Buying property will likely be one of the biggest decisions of your life. Because of this, it can also be extremely stressful. Mortgage loan issues can make matters worse. Discrimination when trying to finance a home can make the experience unpleasant. It is illegal to show discrimination towards applicants for reasons such as their race, sex, disability, etc. Here, I will discuss some reasons for discrimination in mortgage lending and what to do about it.
The Credit Issue
After the housing collapse of 2008, mortgage lenders clamped down on the loans that they were giving out. Lenders became even more obsessed with credit when approving or denying a loan.
The problem with this tactic is that minorities tend to have lower credit scores than white people. Lenders oftentimes denied minorities on the basis of their credit, or approved loans at ridiculous prices. High fees, teaser interest rates, balloon payments, and fee packing became common when approving loans for minorities. Higher mortgage rates are also a big issue among minorities.
Luckily, many of these issues were reduced through new legislation passed after the market collapsed. For example, the Dodd-Frank regulations directly addressed the issues listed above to make mortgage lending fairer for all applicants. While the Dodd-Frank regulations have helped the situation, they have not fixed all problems. High interest among minorities still persists.

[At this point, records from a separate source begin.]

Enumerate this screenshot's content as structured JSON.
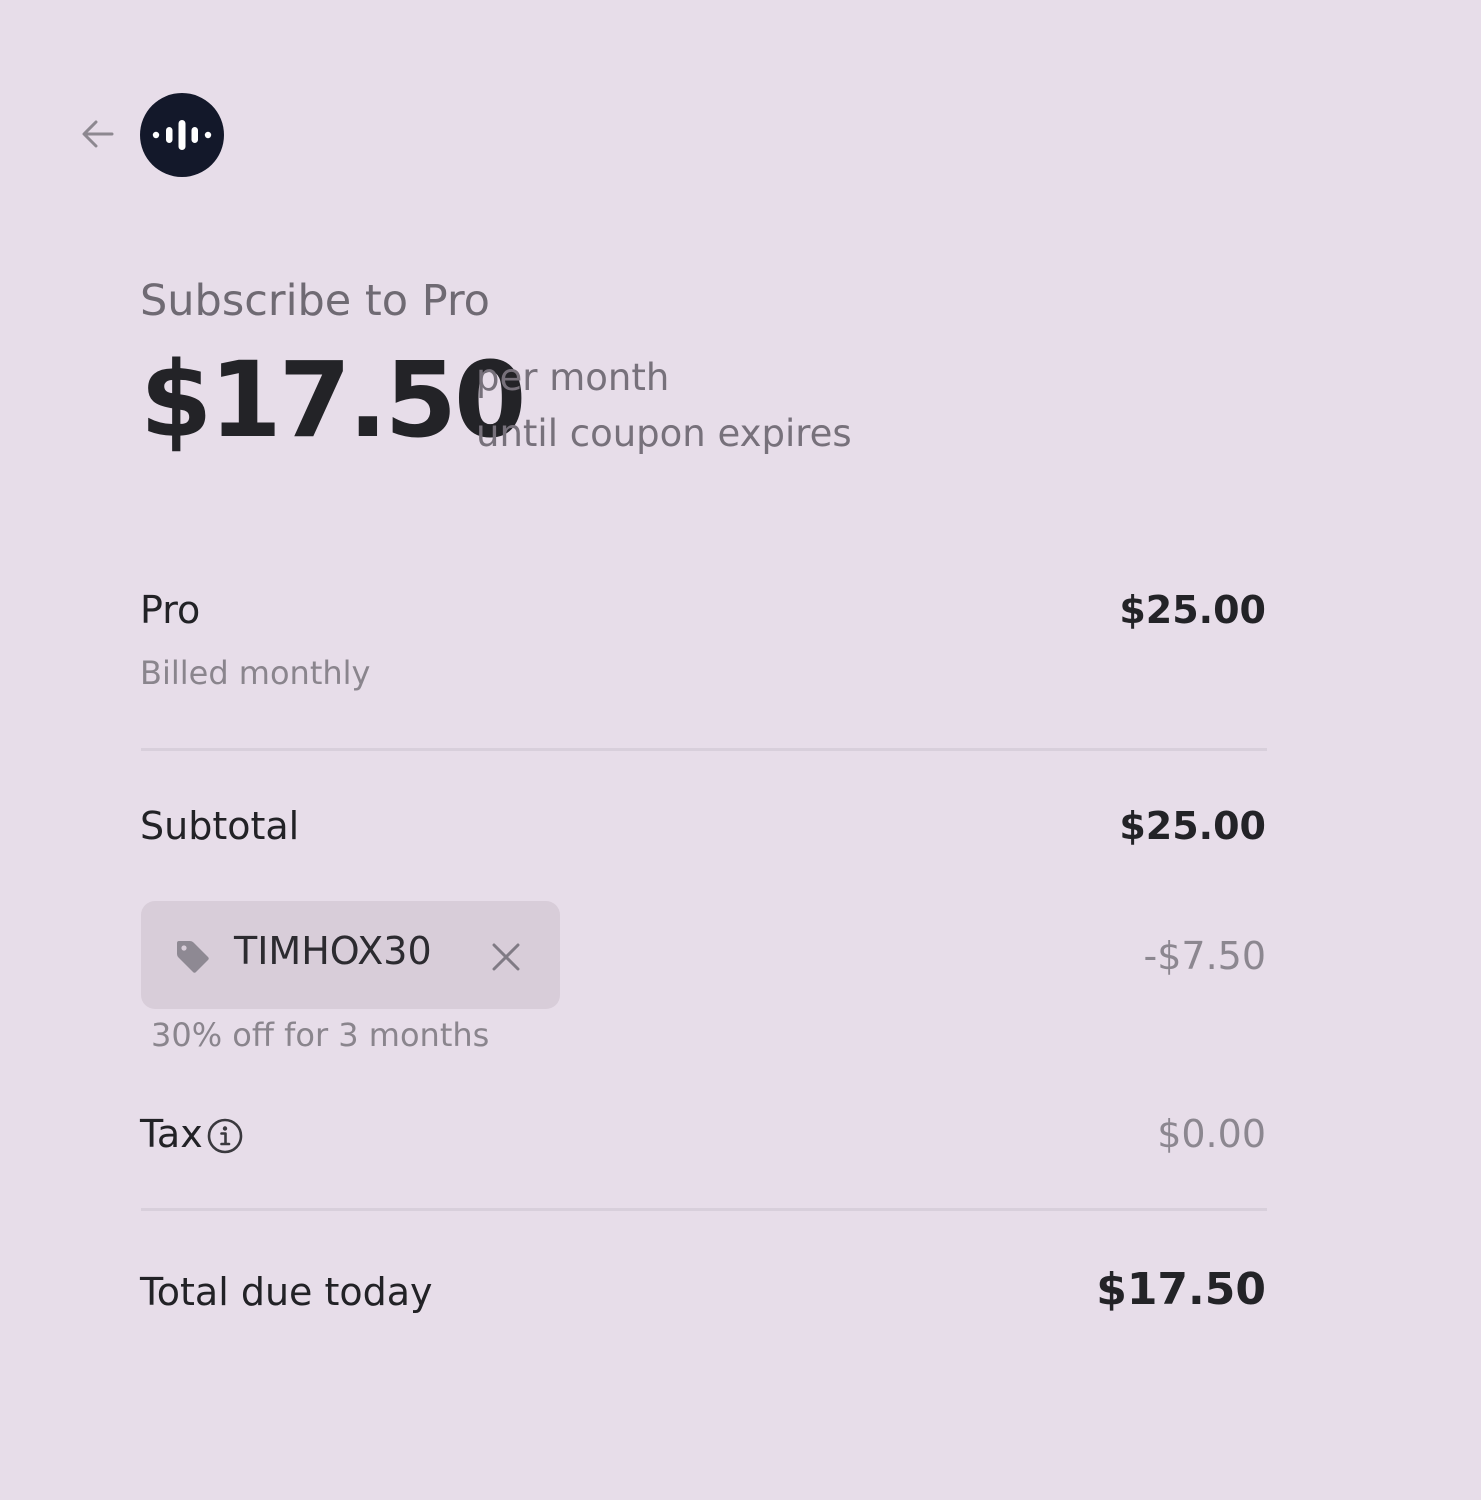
{
  "header": {
    "back_icon": "arrow-left-icon",
    "logo_icon": "audio-waveform-logo"
  },
  "plan": {
    "subscribe_title": "Subscribe to Pro",
    "price": "$17.50",
    "price_period": "per month",
    "price_condition": "until coupon expires"
  },
  "line_items": {
    "pro": {
      "label": "Pro",
      "billing": "Billed monthly",
      "amount": "$25.00"
    },
    "subtotal": {
      "label": "Subtotal",
      "amount": "$25.00"
    },
    "coupon": {
      "code": "TIMHOX30",
      "description": "30% off for 3 months",
      "discount": "-$7.50",
      "tag_icon": "tag-icon",
      "remove_icon": "close-icon"
    },
    "tax": {
      "label": "Tax",
      "amount": "$0.00",
      "info_icon": "info-icon"
    },
    "total": {
      "label": "Total due today",
      "amount": "$17.50"
    }
  },
  "colors": {
    "background": "#e7dde9",
    "logo": "#13182a",
    "coupon_chip": "#d8cdd9",
    "divider": "#d8cfdb"
  }
}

In addition to the Dodd-Frank regulations, there is the Fair Housing Act. This act makes it illegal to discriminate against someone looking to rent, buy, or sell property based on their:
- Place of origin
- Family status
More directly, the Equal Credit Opportunity Act makes it illegal to discriminate based on these factors listed above when it comes to credit.
You can attempt to avoid discrimination in a few different ways. One good option is to visit multiple mortgage lenders before making your decision. You can shop prices and get a feel for what is appropriate and when you are being taken advantage of. Eventually, you will likely find a mortgage loan that works for you.
If you still have trouble finding a suitable loan, you should contact an attorney. An attorney can help you file a complaint with the Housing and Urban Department (HUD). Generally, the threat of this complaint can be enough to get a lender to give you a fairer deal.
Of course, you need to make sure that you are a good candidate for a loan. Make sure that you talk to a lawyer about your options and if filing a complaint is an appropriate measure to take.